Listed records Start Marker
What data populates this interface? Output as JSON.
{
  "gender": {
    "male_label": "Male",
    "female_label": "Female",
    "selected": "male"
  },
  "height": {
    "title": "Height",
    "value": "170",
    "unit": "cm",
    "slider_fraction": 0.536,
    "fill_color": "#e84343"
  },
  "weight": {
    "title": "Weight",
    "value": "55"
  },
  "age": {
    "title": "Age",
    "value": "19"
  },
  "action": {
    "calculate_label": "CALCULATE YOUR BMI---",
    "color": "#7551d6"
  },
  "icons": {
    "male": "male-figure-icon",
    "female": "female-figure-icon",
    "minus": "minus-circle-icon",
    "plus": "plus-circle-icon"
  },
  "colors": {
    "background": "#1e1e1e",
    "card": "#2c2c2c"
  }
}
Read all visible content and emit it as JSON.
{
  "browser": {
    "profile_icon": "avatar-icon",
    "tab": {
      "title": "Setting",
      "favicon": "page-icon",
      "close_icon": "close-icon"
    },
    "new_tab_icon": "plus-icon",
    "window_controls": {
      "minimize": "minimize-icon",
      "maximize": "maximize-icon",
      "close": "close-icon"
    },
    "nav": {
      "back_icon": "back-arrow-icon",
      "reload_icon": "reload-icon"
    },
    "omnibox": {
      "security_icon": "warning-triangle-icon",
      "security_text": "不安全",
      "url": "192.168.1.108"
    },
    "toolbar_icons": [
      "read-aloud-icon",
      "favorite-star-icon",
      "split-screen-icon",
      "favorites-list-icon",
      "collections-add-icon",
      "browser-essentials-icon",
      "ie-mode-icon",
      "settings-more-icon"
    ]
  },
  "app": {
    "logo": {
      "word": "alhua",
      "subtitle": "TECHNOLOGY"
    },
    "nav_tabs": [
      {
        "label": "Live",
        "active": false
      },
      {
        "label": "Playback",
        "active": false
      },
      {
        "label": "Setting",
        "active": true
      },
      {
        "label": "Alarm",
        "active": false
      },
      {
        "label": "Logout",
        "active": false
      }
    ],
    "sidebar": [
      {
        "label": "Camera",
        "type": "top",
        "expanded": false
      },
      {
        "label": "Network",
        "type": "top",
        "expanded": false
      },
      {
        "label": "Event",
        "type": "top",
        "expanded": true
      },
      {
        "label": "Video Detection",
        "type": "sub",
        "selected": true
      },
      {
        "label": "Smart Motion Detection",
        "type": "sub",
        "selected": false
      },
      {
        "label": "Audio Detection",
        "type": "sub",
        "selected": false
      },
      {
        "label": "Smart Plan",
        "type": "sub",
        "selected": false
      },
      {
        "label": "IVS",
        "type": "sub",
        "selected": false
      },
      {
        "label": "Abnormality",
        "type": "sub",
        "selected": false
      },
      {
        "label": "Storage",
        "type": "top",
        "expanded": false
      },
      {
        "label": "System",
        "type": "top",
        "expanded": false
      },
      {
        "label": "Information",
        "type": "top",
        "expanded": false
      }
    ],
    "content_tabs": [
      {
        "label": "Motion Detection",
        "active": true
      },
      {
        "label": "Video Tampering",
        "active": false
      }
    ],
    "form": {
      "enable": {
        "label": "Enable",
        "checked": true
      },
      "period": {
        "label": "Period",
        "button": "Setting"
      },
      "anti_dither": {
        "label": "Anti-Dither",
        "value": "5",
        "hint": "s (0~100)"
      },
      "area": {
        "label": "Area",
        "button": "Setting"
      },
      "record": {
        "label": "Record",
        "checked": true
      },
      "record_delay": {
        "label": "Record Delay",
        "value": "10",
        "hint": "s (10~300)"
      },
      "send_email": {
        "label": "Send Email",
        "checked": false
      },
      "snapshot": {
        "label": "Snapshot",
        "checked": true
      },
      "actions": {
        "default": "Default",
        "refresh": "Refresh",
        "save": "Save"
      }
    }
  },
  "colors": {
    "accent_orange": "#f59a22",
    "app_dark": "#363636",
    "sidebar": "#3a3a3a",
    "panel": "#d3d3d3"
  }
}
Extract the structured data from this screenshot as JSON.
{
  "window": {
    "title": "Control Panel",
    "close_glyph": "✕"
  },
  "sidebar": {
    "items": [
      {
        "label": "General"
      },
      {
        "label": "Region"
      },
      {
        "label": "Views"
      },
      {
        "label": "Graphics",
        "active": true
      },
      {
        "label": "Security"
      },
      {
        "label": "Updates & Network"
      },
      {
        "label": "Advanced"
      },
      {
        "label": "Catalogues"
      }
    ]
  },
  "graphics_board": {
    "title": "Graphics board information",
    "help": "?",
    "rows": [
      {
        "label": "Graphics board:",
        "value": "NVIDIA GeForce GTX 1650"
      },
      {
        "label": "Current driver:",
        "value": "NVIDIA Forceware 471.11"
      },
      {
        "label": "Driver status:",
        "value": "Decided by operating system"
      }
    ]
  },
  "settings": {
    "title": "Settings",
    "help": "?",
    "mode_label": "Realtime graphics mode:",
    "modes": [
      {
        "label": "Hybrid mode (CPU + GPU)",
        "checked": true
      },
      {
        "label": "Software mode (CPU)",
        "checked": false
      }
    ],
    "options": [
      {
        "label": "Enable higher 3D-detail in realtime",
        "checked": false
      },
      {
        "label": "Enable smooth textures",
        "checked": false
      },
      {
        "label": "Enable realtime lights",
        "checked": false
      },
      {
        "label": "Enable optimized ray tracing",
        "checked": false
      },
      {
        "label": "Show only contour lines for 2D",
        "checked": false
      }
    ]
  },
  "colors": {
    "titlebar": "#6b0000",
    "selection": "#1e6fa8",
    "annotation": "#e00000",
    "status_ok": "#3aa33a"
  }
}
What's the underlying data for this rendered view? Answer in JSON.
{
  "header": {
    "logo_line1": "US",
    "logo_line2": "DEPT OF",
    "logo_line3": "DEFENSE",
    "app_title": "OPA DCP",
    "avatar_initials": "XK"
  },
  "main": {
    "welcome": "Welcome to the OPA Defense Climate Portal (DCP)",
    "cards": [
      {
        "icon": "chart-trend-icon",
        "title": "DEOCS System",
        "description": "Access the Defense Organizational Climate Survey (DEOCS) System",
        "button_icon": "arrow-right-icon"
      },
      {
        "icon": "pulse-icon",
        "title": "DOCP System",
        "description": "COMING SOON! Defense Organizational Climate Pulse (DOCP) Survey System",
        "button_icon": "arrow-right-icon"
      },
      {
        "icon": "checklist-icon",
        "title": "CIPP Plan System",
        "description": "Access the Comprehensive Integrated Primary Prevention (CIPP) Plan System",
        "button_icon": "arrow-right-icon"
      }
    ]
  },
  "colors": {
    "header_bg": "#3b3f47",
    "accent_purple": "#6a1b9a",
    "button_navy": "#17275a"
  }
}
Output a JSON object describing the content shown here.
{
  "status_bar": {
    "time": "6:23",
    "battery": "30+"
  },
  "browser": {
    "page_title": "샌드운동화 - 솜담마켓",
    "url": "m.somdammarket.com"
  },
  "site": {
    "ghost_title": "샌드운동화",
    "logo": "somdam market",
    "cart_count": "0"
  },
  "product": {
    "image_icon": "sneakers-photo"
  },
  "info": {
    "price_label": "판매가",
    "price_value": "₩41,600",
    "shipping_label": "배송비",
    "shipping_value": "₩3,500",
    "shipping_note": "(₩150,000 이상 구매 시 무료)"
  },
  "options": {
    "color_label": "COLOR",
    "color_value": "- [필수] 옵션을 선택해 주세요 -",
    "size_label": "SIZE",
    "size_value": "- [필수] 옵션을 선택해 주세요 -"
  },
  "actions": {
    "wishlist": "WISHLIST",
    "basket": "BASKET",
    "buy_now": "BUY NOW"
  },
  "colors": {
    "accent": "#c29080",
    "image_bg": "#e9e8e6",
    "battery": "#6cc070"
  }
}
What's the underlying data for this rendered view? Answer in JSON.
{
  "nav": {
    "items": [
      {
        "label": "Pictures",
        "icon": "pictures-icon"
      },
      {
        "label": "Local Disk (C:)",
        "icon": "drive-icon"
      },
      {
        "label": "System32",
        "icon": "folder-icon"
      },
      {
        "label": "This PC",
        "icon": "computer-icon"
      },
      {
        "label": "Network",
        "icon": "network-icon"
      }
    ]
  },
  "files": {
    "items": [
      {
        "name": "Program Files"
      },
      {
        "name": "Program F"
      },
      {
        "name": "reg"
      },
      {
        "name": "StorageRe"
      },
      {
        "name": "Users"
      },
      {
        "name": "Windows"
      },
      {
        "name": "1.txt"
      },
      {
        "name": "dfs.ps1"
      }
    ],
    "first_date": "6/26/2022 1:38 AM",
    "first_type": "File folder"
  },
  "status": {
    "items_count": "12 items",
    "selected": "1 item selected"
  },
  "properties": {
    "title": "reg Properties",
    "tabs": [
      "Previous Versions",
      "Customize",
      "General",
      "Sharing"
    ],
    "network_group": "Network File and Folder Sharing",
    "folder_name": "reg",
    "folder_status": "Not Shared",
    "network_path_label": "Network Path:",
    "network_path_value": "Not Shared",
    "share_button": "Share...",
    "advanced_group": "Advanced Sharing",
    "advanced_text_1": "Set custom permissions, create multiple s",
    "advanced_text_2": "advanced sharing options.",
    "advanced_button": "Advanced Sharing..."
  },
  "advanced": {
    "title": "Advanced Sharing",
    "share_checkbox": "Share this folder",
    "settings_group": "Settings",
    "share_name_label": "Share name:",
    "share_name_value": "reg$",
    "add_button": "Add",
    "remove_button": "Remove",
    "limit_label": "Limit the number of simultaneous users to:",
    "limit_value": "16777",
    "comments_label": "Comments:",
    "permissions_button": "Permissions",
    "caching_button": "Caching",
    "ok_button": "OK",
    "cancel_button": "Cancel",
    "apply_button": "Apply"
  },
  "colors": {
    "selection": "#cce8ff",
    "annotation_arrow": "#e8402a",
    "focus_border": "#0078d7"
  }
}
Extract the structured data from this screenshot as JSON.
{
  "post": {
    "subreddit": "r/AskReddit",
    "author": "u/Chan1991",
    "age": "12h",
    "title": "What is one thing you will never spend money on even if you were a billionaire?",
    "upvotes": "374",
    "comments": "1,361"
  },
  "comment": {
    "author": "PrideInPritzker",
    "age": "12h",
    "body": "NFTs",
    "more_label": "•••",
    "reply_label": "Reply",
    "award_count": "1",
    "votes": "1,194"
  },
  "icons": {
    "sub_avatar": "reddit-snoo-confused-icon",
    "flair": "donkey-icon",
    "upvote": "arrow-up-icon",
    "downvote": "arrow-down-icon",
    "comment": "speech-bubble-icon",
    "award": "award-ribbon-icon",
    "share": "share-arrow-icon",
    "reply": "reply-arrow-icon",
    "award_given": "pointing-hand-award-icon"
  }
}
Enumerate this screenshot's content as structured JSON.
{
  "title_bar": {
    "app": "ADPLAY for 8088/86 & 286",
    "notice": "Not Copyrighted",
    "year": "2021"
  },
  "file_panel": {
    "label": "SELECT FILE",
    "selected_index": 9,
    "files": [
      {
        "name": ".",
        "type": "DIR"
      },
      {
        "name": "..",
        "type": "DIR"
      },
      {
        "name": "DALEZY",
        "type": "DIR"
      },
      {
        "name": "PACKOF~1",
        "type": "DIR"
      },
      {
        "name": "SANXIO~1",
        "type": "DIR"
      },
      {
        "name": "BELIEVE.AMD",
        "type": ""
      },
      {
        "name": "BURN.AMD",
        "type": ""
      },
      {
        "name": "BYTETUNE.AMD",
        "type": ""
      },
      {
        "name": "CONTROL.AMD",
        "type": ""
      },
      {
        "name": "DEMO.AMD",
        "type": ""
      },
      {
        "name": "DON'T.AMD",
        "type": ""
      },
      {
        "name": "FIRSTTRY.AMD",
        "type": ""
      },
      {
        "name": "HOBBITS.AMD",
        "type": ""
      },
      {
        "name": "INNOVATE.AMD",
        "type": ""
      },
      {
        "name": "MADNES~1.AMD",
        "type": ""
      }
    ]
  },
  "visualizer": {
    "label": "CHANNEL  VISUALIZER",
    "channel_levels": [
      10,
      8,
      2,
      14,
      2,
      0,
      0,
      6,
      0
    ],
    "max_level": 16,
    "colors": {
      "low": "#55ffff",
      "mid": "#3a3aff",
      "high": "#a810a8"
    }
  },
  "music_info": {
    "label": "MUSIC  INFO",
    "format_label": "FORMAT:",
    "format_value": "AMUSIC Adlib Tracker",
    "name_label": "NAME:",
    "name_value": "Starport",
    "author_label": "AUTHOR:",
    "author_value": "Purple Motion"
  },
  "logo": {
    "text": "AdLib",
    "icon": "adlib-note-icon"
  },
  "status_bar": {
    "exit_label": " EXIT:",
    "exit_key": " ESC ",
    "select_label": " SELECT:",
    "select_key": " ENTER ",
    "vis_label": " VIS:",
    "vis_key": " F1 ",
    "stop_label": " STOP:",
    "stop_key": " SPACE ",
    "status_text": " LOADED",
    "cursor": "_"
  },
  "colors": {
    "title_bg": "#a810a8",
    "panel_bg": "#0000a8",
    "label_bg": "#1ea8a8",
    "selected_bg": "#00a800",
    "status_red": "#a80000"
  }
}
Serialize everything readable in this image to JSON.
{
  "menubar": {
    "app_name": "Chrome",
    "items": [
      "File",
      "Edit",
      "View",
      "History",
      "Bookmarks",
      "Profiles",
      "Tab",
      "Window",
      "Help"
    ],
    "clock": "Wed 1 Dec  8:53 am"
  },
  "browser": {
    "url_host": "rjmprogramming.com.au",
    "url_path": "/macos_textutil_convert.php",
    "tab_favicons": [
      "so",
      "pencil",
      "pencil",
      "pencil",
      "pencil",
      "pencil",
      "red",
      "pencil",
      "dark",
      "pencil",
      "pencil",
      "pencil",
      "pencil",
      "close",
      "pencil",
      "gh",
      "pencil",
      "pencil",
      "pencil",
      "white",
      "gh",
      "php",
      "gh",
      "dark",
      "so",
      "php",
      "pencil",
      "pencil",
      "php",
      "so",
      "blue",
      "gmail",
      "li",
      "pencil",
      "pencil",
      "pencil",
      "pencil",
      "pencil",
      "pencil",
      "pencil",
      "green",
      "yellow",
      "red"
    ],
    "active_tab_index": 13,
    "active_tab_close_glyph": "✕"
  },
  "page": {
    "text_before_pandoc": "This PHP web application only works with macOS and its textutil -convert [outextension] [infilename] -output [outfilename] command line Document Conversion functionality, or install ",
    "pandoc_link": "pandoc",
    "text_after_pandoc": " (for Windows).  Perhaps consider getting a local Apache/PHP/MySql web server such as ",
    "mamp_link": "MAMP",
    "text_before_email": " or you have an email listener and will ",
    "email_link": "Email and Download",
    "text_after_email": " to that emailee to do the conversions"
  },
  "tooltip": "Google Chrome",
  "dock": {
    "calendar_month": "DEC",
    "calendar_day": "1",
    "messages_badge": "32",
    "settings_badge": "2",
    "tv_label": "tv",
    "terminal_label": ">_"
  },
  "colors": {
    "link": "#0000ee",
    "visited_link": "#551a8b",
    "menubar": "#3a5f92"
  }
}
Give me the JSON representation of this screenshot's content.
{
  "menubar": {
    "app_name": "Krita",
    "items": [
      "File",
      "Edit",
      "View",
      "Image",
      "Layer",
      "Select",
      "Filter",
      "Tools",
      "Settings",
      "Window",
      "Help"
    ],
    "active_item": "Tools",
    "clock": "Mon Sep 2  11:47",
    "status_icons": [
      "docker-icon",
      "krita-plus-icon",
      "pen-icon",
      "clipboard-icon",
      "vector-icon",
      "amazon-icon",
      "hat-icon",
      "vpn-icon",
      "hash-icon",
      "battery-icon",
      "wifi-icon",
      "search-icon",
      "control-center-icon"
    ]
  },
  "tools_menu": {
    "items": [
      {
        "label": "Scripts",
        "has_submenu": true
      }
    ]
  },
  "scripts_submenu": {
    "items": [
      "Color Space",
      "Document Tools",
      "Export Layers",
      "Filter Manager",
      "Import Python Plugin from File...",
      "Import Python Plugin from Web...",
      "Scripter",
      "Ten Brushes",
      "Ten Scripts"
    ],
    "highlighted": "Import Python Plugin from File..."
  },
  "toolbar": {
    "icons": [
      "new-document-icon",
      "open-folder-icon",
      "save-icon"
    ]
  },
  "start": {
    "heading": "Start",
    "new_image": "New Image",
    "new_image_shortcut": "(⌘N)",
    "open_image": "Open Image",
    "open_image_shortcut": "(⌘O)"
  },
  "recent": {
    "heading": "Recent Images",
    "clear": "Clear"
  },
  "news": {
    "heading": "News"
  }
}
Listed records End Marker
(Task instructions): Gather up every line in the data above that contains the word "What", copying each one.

(Output of the exercise):
What data populates this interface? Output as JSON.
What's the underlying data for this rendered view? Answer in JSON.
What's the underlying data for this rendered view? Answer in JSON.
    "title": "What is one thing you will never spend money on even if you were a billionaire?",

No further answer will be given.